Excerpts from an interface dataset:
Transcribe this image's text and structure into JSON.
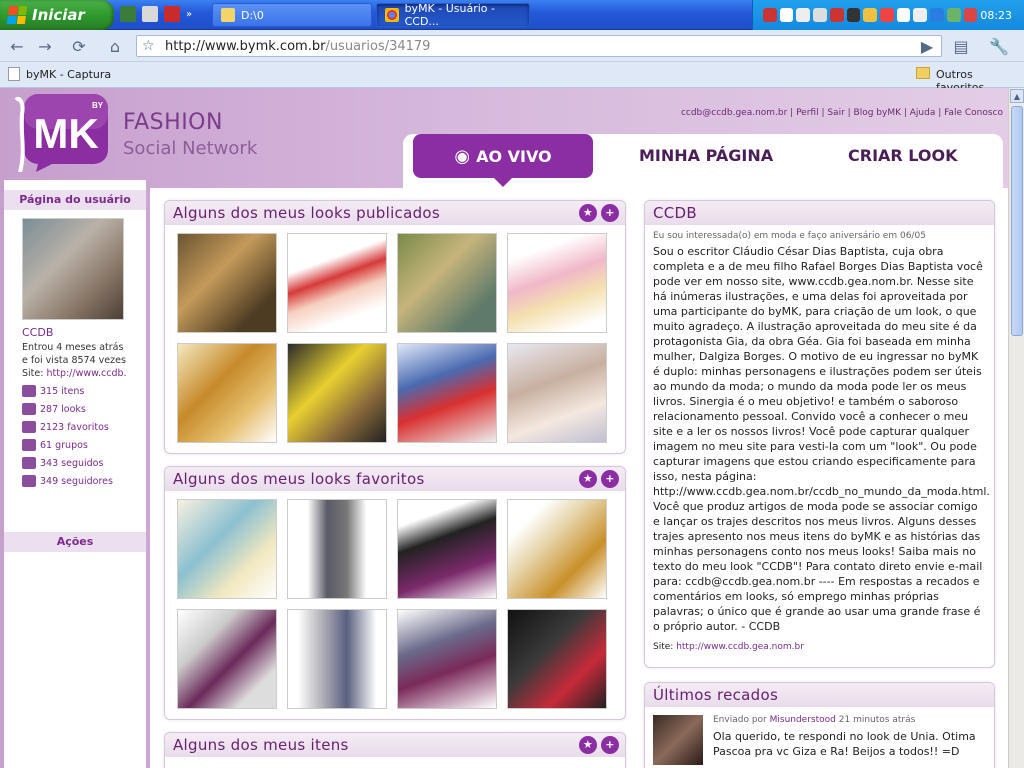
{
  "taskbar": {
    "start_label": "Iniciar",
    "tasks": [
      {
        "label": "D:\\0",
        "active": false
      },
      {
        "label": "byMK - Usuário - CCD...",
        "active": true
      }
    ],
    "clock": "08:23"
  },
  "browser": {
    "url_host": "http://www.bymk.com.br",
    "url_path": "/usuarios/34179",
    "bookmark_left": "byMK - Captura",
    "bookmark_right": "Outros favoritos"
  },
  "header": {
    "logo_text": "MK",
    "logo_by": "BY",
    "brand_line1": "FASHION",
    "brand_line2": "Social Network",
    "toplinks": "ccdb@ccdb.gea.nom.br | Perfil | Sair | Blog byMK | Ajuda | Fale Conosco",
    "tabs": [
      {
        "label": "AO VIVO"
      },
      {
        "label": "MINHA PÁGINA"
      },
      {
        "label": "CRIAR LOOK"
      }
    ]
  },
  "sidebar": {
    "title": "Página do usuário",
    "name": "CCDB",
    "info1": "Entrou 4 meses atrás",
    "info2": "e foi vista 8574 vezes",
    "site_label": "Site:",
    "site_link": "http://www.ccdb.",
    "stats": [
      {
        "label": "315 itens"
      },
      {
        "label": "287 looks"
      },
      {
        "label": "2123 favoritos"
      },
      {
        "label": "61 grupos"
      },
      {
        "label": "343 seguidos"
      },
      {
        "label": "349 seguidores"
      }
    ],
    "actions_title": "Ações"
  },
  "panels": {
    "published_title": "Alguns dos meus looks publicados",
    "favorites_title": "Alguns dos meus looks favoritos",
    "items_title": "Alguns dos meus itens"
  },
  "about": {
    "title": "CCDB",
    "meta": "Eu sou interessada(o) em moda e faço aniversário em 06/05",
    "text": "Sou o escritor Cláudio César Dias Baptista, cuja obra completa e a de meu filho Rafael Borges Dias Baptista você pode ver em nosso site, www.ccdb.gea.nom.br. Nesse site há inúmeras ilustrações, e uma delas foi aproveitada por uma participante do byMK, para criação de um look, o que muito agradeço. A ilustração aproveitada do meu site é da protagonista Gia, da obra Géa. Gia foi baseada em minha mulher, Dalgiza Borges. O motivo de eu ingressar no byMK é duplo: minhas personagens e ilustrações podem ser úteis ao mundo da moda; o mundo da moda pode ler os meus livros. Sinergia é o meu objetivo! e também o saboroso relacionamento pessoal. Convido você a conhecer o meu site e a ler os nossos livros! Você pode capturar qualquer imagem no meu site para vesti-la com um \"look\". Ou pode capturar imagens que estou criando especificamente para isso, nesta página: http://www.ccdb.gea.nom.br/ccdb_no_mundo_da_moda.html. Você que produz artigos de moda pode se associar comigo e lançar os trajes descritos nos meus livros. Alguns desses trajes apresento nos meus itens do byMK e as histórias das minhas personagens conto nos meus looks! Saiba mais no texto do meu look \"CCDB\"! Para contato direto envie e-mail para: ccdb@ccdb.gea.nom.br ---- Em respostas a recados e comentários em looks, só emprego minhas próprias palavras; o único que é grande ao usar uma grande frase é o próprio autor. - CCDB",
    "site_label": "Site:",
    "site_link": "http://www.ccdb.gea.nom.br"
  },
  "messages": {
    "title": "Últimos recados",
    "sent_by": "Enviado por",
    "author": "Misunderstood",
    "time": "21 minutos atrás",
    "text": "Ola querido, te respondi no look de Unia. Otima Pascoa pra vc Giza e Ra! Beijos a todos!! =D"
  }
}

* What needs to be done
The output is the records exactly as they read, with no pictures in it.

* Answer section
Transcribe this image's text and structure into JSON.
{
  "taskbar": {
    "start_label": "Iniciar",
    "tasks": [
      {
        "label": "D:\\0",
        "active": false
      },
      {
        "label": "byMK - Usuário - CCD...",
        "active": true
      }
    ],
    "clock": "08:23"
  },
  "browser": {
    "url_host": "http://www.bymk.com.br",
    "url_path": "/usuarios/34179",
    "bookmark_left": "byMK - Captura",
    "bookmark_right": "Outros favoritos"
  },
  "header": {
    "logo_text": "MK",
    "logo_by": "BY",
    "brand_line1": "FASHION",
    "brand_line2": "Social Network",
    "toplinks": "ccdb@ccdb.gea.nom.br | Perfil | Sair | Blog byMK | Ajuda | Fale Conosco",
    "tabs": [
      {
        "label": "AO VIVO"
      },
      {
        "label": "MINHA PÁGINA"
      },
      {
        "label": "CRIAR LOOK"
      }
    ]
  },
  "sidebar": {
    "title": "Página do usuário",
    "name": "CCDB",
    "info1": "Entrou 4 meses atrás",
    "info2": "e foi vista 8574 vezes",
    "site_label": "Site:",
    "site_link": "http://www.ccdb.",
    "stats": [
      {
        "label": "315 itens"
      },
      {
        "label": "287 looks"
      },
      {
        "label": "2123 favoritos"
      },
      {
        "label": "61 grupos"
      },
      {
        "label": "343 seguidos"
      },
      {
        "label": "349 seguidores"
      }
    ],
    "actions_title": "Ações"
  },
  "panels": {
    "published_title": "Alguns dos meus looks publicados",
    "favorites_title": "Alguns dos meus looks favoritos",
    "items_title": "Alguns dos meus itens"
  },
  "about": {
    "title": "CCDB",
    "meta": "Eu sou interessada(o) em moda e faço aniversário em 06/05",
    "text": "Sou o escritor Cláudio César Dias Baptista, cuja obra completa e a de meu filho Rafael Borges Dias Baptista você pode ver em nosso site, www.ccdb.gea.nom.br. Nesse site há inúmeras ilustrações, e uma delas foi aproveitada por uma participante do byMK, para criação de um look, o que muito agradeço. A ilustração aproveitada do meu site é da protagonista Gia, da obra Géa. Gia foi baseada em minha mulher, Dalgiza Borges. O motivo de eu ingressar no byMK é duplo: minhas personagens e ilustrações podem ser úteis ao mundo da moda; o mundo da moda pode ler os meus livros. Sinergia é o meu objetivo! e também o saboroso relacionamento pessoal. Convido você a conhecer o meu site e a ler os nossos livros! Você pode capturar qualquer imagem no meu site para vesti-la com um \"look\". Ou pode capturar imagens que estou criando especificamente para isso, nesta página: http://www.ccdb.gea.nom.br/ccdb_no_mundo_da_moda.html. Você que produz artigos de moda pode se associar comigo e lançar os trajes descritos nos meus livros. Alguns desses trajes apresento nos meus itens do byMK e as histórias das minhas personagens conto nos meus looks! Saiba mais no texto do meu look \"CCDB\"! Para contato direto envie e-mail para: ccdb@ccdb.gea.nom.br ---- Em respostas a recados e comentários em looks, só emprego minhas próprias palavras; o único que é grande ao usar uma grande frase é o próprio autor. - CCDB",
    "site_label": "Site:",
    "site_link": "http://www.ccdb.gea.nom.br"
  },
  "messages": {
    "title": "Últimos recados",
    "sent_by": "Enviado por",
    "author": "Misunderstood",
    "time": "21 minutos atrás",
    "text": "Ola querido, te respondi no look de Unia. Otima Pascoa pra vc Giza e Ra! Beijos a todos!! =D"
  }
}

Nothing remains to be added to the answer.